BEGIN DATA PROVIDED

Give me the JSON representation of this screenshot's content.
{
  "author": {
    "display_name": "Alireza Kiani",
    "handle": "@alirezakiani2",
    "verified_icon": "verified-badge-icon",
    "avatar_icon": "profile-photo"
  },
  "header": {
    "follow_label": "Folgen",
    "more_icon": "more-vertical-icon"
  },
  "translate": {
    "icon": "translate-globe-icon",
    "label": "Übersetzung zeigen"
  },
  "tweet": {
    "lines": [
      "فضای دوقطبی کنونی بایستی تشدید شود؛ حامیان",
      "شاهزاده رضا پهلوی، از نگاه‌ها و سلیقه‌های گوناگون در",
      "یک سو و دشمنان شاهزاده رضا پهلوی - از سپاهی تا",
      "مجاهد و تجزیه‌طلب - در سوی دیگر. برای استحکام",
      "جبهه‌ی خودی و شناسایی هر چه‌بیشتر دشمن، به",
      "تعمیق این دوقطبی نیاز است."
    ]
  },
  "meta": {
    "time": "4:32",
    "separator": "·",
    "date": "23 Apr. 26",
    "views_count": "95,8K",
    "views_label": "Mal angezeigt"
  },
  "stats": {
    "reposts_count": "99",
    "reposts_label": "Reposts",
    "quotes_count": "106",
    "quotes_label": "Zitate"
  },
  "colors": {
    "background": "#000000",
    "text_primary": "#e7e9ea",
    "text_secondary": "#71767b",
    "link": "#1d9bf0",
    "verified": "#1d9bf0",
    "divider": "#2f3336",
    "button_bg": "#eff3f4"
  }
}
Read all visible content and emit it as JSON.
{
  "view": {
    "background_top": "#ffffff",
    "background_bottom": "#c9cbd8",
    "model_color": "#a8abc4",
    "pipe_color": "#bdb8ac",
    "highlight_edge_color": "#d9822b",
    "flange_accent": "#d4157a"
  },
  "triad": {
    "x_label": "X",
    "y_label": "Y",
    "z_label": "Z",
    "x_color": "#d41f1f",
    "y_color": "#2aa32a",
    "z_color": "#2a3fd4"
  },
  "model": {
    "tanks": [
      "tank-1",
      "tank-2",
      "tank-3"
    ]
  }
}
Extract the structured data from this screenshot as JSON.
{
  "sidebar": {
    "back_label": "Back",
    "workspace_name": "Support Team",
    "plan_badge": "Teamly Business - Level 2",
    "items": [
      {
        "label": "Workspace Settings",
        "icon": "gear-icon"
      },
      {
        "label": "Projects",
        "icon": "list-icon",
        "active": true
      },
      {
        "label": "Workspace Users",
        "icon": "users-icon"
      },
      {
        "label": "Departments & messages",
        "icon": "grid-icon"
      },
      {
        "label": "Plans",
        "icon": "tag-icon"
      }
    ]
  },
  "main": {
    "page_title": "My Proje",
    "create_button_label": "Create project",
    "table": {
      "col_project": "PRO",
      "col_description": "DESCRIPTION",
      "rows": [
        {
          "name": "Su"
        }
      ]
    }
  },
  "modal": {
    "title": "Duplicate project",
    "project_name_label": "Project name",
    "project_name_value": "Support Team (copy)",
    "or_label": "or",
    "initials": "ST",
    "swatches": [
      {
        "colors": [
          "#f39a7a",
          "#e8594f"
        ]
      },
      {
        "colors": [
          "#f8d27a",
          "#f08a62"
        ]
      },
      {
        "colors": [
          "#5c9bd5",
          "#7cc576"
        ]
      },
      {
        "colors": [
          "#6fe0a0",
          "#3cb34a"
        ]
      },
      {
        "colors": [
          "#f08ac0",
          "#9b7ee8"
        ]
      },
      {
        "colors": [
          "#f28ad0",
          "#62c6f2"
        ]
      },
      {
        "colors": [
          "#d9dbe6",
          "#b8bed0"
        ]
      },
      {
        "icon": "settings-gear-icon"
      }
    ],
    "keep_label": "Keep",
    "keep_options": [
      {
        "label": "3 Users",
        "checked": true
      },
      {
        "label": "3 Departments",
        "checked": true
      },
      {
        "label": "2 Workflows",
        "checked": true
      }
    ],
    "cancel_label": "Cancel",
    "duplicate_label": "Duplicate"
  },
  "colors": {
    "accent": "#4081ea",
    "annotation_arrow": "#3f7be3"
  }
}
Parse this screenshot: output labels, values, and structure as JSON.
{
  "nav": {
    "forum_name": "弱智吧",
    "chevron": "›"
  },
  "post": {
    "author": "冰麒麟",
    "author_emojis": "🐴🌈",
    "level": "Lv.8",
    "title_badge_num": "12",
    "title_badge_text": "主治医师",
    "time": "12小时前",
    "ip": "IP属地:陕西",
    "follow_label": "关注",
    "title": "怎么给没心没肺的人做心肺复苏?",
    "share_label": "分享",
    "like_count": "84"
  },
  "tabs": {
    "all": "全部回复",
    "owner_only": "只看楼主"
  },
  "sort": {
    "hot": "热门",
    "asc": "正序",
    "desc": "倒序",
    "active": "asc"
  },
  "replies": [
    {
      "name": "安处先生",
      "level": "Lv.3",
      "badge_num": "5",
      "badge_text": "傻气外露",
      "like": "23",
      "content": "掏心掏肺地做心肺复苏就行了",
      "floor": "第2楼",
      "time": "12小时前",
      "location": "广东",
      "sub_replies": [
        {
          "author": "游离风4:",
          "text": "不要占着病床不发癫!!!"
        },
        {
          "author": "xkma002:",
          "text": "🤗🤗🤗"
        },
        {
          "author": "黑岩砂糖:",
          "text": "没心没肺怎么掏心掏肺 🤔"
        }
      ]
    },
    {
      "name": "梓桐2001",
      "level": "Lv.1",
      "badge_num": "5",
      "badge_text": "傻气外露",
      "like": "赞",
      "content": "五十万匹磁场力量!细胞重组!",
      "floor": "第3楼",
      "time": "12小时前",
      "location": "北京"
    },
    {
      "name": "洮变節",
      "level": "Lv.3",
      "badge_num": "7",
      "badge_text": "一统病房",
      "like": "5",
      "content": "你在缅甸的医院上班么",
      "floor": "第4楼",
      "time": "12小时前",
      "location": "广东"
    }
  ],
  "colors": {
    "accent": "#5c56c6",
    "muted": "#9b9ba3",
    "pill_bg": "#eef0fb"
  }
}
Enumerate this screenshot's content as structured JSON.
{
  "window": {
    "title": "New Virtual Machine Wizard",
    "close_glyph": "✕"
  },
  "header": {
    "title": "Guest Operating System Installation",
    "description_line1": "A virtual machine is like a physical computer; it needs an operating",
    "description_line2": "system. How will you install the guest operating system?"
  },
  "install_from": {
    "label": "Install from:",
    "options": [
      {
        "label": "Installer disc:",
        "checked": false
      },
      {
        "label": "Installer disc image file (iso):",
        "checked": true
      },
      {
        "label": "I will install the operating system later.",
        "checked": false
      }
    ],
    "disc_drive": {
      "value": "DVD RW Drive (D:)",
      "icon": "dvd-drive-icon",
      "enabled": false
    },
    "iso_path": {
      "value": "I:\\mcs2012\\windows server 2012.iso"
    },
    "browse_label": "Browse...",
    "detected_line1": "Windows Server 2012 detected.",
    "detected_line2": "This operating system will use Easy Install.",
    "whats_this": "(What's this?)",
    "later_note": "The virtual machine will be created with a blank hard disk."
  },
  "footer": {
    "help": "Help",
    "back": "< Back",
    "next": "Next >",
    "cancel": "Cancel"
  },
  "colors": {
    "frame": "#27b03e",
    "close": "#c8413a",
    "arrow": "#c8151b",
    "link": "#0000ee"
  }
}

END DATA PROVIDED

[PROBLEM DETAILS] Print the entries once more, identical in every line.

[OUTPUT OF THE TASK]
Give me the JSON representation of this screenshot's content.
{
  "author": {
    "display_name": "Alireza Kiani",
    "handle": "@alirezakiani2",
    "verified_icon": "verified-badge-icon",
    "avatar_icon": "profile-photo"
  },
  "header": {
    "follow_label": "Folgen",
    "more_icon": "more-vertical-icon"
  },
  "translate": {
    "icon": "translate-globe-icon",
    "label": "Übersetzung zeigen"
  },
  "tweet": {
    "lines": [
      "فضای دوقطبی کنونی بایستی تشدید شود؛ حامیان",
      "شاهزاده رضا پهلوی، از نگاه‌ها و سلیقه‌های گوناگون در",
      "یک سو و دشمنان شاهزاده رضا پهلوی - از سپاهی تا",
      "مجاهد و تجزیه‌طلب - در سوی دیگر. برای استحکام",
      "جبهه‌ی خودی و شناسایی هر چه‌بیشتر دشمن، به",
      "تعمیق این دوقطبی نیاز است."
    ]
  },
  "meta": {
    "time": "4:32",
    "separator": "·",
    "date": "23 Apr. 26",
    "views_count": "95,8K",
    "views_label": "Mal angezeigt"
  },
  "stats": {
    "reposts_count": "99",
    "reposts_label": "Reposts",
    "quotes_count": "106",
    "quotes_label": "Zitate"
  },
  "colors": {
    "background": "#000000",
    "text_primary": "#e7e9ea",
    "text_secondary": "#71767b",
    "link": "#1d9bf0",
    "verified": "#1d9bf0",
    "divider": "#2f3336",
    "button_bg": "#eff3f4"
  }
}
Read all visible content and emit it as JSON.
{
  "view": {
    "background_top": "#ffffff",
    "background_bottom": "#c9cbd8",
    "model_color": "#a8abc4",
    "pipe_color": "#bdb8ac",
    "highlight_edge_color": "#d9822b",
    "flange_accent": "#d4157a"
  },
  "triad": {
    "x_label": "X",
    "y_label": "Y",
    "z_label": "Z",
    "x_color": "#d41f1f",
    "y_color": "#2aa32a",
    "z_color": "#2a3fd4"
  },
  "model": {
    "tanks": [
      "tank-1",
      "tank-2",
      "tank-3"
    ]
  }
}
Extract the structured data from this screenshot as JSON.
{
  "sidebar": {
    "back_label": "Back",
    "workspace_name": "Support Team",
    "plan_badge": "Teamly Business - Level 2",
    "items": [
      {
        "label": "Workspace Settings",
        "icon": "gear-icon"
      },
      {
        "label": "Projects",
        "icon": "list-icon",
        "active": true
      },
      {
        "label": "Workspace Users",
        "icon": "users-icon"
      },
      {
        "label": "Departments & messages",
        "icon": "grid-icon"
      },
      {
        "label": "Plans",
        "icon": "tag-icon"
      }
    ]
  },
  "main": {
    "page_title": "My Proje",
    "create_button_label": "Create project",
    "table": {
      "col_project": "PRO",
      "col_description": "DESCRIPTION",
      "rows": [
        {
          "name": "Su"
        }
      ]
    }
  },
  "modal": {
    "title": "Duplicate project",
    "project_name_label": "Project name",
    "project_name_value": "Support Team (copy)",
    "or_label": "or",
    "initials": "ST",
    "swatches": [
      {
        "colors": [
          "#f39a7a",
          "#e8594f"
        ]
      },
      {
        "colors": [
          "#f8d27a",
          "#f08a62"
        ]
      },
      {
        "colors": [
          "#5c9bd5",
          "#7cc576"
        ]
      },
      {
        "colors": [
          "#6fe0a0",
          "#3cb34a"
        ]
      },
      {
        "colors": [
          "#f08ac0",
          "#9b7ee8"
        ]
      },
      {
        "colors": [
          "#f28ad0",
          "#62c6f2"
        ]
      },
      {
        "colors": [
          "#d9dbe6",
          "#b8bed0"
        ]
      },
      {
        "icon": "settings-gear-icon"
      }
    ],
    "keep_label": "Keep",
    "keep_options": [
      {
        "label": "3 Users",
        "checked": true
      },
      {
        "label": "3 Departments",
        "checked": true
      },
      {
        "label": "2 Workflows",
        "checked": true
      }
    ],
    "cancel_label": "Cancel",
    "duplicate_label": "Duplicate"
  },
  "colors": {
    "accent": "#4081ea",
    "annotation_arrow": "#3f7be3"
  }
}
Parse this screenshot: output labels, values, and structure as JSON.
{
  "nav": {
    "forum_name": "弱智吧",
    "chevron": "›"
  },
  "post": {
    "author": "冰麒麟",
    "author_emojis": "🐴🌈",
    "level": "Lv.8",
    "title_badge_num": "12",
    "title_badge_text": "主治医师",
    "time": "12小时前",
    "ip": "IP属地:陕西",
    "follow_label": "关注",
    "title": "怎么给没心没肺的人做心肺复苏?",
    "share_label": "分享",
    "like_count": "84"
  },
  "tabs": {
    "all": "全部回复",
    "owner_only": "只看楼主"
  },
  "sort": {
    "hot": "热门",
    "asc": "正序",
    "desc": "倒序",
    "active": "asc"
  },
  "replies": [
    {
      "name": "安处先生",
      "level": "Lv.3",
      "badge_num": "5",
      "badge_text": "傻气外露",
      "like": "23",
      "content": "掏心掏肺地做心肺复苏就行了",
      "floor": "第2楼",
      "time": "12小时前",
      "location": "广东",
      "sub_replies": [
        {
          "author": "游离风4:",
          "text": "不要占着病床不发癫!!!"
        },
        {
          "author": "xkma002:",
          "text": "🤗🤗🤗"
        },
        {
          "author": "黑岩砂糖:",
          "text": "没心没肺怎么掏心掏肺 🤔"
        }
      ]
    },
    {
      "name": "梓桐2001",
      "level": "Lv.1",
      "badge_num": "5",
      "badge_text": "傻气外露",
      "like": "赞",
      "content": "五十万匹磁场力量!细胞重组!",
      "floor": "第3楼",
      "time": "12小时前",
      "location": "北京"
    },
    {
      "name": "洮变節",
      "level": "Lv.3",
      "badge_num": "7",
      "badge_text": "一统病房",
      "like": "5",
      "content": "你在缅甸的医院上班么",
      "floor": "第4楼",
      "time": "12小时前",
      "location": "广东"
    }
  ],
  "colors": {
    "accent": "#5c56c6",
    "muted": "#9b9ba3",
    "pill_bg": "#eef0fb"
  }
}
Enumerate this screenshot's content as structured JSON.
{
  "window": {
    "title": "New Virtual Machine Wizard",
    "close_glyph": "✕"
  },
  "header": {
    "title": "Guest Operating System Installation",
    "description_line1": "A virtual machine is like a physical computer; it needs an operating",
    "description_line2": "system. How will you install the guest operating system?"
  },
  "install_from": {
    "label": "Install from:",
    "options": [
      {
        "label": "Installer disc:",
        "checked": false
      },
      {
        "label": "Installer disc image file (iso):",
        "checked": true
      },
      {
        "label": "I will install the operating system later.",
        "checked": false
      }
    ],
    "disc_drive": {
      "value": "DVD RW Drive (D:)",
      "icon": "dvd-drive-icon",
      "enabled": false
    },
    "iso_path": {
      "value": "I:\\mcs2012\\windows server 2012.iso"
    },
    "browse_label": "Browse...",
    "detected_line1": "Windows Server 2012 detected.",
    "detected_line2": "This operating system will use Easy Install.",
    "whats_this": "(What's this?)",
    "later_note": "The virtual machine will be created with a blank hard disk."
  },
  "footer": {
    "help": "Help",
    "back": "< Back",
    "next": "Next >",
    "cancel": "Cancel"
  },
  "colors": {
    "frame": "#27b03e",
    "close": "#c8413a",
    "arrow": "#c8151b",
    "link": "#0000ee"
  }
}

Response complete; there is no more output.